*** Supplied entries ***
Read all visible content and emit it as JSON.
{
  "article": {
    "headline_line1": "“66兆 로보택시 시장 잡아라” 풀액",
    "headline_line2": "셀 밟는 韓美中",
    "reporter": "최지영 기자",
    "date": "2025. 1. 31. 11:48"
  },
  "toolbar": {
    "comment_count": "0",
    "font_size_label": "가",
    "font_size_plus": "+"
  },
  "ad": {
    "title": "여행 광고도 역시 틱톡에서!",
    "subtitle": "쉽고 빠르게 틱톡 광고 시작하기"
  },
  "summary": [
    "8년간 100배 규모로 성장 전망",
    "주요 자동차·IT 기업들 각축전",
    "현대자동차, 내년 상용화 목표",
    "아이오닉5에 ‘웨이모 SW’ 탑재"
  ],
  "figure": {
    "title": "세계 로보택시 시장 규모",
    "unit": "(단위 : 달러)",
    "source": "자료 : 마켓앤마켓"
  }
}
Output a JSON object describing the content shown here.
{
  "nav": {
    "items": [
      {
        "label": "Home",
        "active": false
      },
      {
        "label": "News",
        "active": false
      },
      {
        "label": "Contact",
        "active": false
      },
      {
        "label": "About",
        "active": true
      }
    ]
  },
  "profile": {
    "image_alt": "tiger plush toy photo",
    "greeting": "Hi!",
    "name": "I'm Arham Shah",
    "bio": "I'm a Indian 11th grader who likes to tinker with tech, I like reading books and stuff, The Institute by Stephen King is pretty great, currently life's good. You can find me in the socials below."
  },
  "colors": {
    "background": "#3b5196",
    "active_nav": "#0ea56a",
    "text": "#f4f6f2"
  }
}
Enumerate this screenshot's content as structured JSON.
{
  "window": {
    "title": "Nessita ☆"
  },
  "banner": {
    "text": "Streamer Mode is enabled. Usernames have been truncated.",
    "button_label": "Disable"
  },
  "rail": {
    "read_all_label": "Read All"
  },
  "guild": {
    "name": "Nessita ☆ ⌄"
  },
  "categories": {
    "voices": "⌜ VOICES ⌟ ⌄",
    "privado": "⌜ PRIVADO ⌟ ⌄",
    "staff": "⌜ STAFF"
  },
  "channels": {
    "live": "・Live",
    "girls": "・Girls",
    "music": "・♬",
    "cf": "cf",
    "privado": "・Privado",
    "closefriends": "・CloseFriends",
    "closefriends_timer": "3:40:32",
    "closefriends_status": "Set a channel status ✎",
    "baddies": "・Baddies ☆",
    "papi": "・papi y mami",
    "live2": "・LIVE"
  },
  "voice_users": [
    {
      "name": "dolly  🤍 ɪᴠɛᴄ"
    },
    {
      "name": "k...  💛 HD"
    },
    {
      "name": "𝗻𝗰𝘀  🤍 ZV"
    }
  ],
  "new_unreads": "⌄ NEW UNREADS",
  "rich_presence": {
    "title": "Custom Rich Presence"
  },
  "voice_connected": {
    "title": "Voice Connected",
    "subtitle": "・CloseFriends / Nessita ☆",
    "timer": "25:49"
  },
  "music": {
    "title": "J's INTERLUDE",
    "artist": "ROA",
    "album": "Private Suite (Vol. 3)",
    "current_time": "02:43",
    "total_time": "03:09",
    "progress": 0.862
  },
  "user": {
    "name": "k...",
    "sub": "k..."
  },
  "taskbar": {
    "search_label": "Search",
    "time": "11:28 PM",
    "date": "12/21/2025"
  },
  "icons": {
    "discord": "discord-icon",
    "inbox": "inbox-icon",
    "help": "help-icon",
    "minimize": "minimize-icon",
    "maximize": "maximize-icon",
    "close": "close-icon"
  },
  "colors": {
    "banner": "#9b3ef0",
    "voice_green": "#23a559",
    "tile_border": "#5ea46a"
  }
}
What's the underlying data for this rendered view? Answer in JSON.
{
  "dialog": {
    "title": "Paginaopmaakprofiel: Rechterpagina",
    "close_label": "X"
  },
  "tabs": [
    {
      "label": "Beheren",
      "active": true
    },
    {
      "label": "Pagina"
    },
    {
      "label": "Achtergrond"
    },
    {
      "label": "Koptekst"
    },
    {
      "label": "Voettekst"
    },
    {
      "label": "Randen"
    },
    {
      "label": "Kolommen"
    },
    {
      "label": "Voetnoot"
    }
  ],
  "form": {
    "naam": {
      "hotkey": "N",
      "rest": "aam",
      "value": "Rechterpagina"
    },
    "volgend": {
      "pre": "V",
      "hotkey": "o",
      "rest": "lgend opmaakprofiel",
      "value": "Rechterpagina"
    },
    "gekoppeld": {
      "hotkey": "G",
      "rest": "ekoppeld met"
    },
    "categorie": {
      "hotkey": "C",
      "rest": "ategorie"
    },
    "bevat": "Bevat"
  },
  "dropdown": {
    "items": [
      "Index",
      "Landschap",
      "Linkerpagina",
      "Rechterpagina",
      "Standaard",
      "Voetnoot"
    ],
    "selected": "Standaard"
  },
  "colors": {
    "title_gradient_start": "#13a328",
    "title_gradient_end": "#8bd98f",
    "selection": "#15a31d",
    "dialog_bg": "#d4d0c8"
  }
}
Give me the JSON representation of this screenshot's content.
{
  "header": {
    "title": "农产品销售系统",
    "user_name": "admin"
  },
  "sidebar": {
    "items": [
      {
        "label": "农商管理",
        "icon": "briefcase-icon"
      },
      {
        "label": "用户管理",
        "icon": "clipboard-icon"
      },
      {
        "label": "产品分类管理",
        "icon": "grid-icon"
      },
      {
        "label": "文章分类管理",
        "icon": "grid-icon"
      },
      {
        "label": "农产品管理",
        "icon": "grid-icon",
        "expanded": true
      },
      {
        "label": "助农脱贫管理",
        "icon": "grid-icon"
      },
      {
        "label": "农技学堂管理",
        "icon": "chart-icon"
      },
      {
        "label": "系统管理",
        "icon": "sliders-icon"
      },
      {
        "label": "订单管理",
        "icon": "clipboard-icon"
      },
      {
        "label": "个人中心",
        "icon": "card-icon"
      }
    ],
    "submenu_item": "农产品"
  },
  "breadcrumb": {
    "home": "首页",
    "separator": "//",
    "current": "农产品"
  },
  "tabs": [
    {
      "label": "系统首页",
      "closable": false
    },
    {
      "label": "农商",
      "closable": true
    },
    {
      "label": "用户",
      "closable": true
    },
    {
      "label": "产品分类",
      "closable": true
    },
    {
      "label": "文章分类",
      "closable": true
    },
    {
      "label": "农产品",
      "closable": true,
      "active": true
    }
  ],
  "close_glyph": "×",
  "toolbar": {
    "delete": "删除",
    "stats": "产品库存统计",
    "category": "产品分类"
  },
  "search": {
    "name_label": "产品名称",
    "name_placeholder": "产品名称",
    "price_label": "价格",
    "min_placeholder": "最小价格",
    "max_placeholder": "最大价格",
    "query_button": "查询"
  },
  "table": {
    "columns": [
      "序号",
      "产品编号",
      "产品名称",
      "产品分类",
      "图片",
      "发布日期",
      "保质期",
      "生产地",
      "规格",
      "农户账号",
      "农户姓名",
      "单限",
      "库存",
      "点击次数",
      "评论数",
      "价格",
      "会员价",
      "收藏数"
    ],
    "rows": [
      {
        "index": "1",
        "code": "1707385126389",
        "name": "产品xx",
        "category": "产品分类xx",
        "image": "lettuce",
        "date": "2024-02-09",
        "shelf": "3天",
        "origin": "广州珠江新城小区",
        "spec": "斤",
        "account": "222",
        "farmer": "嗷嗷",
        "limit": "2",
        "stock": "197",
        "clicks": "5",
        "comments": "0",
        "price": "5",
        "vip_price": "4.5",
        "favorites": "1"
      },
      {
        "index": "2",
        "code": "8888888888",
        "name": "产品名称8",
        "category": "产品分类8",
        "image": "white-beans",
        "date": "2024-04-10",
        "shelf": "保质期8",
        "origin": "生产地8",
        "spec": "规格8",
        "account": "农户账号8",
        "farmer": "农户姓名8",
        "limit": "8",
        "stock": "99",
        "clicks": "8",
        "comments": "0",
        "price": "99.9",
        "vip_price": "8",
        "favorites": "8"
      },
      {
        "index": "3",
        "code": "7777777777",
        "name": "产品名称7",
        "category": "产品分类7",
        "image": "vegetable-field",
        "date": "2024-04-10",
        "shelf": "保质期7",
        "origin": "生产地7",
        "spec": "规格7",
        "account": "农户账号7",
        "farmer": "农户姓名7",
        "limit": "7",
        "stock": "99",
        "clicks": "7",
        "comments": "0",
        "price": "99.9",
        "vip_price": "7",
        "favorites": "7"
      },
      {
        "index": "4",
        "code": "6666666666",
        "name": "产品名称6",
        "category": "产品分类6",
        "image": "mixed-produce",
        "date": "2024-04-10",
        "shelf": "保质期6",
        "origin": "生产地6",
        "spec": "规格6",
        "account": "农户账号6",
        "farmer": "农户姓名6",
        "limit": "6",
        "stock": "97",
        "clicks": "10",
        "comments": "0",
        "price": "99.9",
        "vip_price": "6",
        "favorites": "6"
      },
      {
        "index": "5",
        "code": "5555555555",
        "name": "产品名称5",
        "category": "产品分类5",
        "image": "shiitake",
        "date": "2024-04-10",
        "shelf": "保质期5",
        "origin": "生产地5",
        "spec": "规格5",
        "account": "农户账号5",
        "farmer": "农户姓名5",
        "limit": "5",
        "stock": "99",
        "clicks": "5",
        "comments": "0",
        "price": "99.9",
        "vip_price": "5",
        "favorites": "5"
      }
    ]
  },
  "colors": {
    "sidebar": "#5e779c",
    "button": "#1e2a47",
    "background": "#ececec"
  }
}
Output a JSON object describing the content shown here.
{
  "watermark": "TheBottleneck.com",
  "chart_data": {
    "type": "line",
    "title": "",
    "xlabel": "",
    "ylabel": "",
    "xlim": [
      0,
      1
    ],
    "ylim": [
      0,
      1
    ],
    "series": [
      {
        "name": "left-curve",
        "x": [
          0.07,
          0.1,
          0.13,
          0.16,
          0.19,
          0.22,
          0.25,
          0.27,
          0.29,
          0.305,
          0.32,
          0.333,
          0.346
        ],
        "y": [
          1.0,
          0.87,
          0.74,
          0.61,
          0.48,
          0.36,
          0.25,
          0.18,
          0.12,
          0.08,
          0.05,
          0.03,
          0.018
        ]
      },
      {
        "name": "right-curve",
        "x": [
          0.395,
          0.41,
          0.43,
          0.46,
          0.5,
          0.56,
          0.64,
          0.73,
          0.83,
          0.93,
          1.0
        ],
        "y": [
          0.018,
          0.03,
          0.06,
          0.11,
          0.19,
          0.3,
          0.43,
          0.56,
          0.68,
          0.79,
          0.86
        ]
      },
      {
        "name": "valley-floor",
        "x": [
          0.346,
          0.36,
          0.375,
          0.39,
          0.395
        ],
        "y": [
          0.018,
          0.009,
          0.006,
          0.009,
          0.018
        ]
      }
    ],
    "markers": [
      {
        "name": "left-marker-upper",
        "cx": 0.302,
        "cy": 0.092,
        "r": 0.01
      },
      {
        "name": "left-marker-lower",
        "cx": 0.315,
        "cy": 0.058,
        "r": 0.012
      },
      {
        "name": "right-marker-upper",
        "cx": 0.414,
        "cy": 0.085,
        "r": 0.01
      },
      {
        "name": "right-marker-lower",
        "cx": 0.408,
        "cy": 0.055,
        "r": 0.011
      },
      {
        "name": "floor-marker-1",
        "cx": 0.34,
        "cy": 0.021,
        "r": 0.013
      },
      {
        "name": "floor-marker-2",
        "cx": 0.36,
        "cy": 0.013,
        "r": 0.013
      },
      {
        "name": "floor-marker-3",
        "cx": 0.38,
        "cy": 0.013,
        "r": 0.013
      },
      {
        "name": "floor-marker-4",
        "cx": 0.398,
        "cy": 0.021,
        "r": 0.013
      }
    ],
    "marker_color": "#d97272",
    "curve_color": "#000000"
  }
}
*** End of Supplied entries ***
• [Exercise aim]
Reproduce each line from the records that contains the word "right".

• [Result for this task]
        "name": "right-curve",
        "name": "right-marker-upper",
        "name": "right-marker-lower",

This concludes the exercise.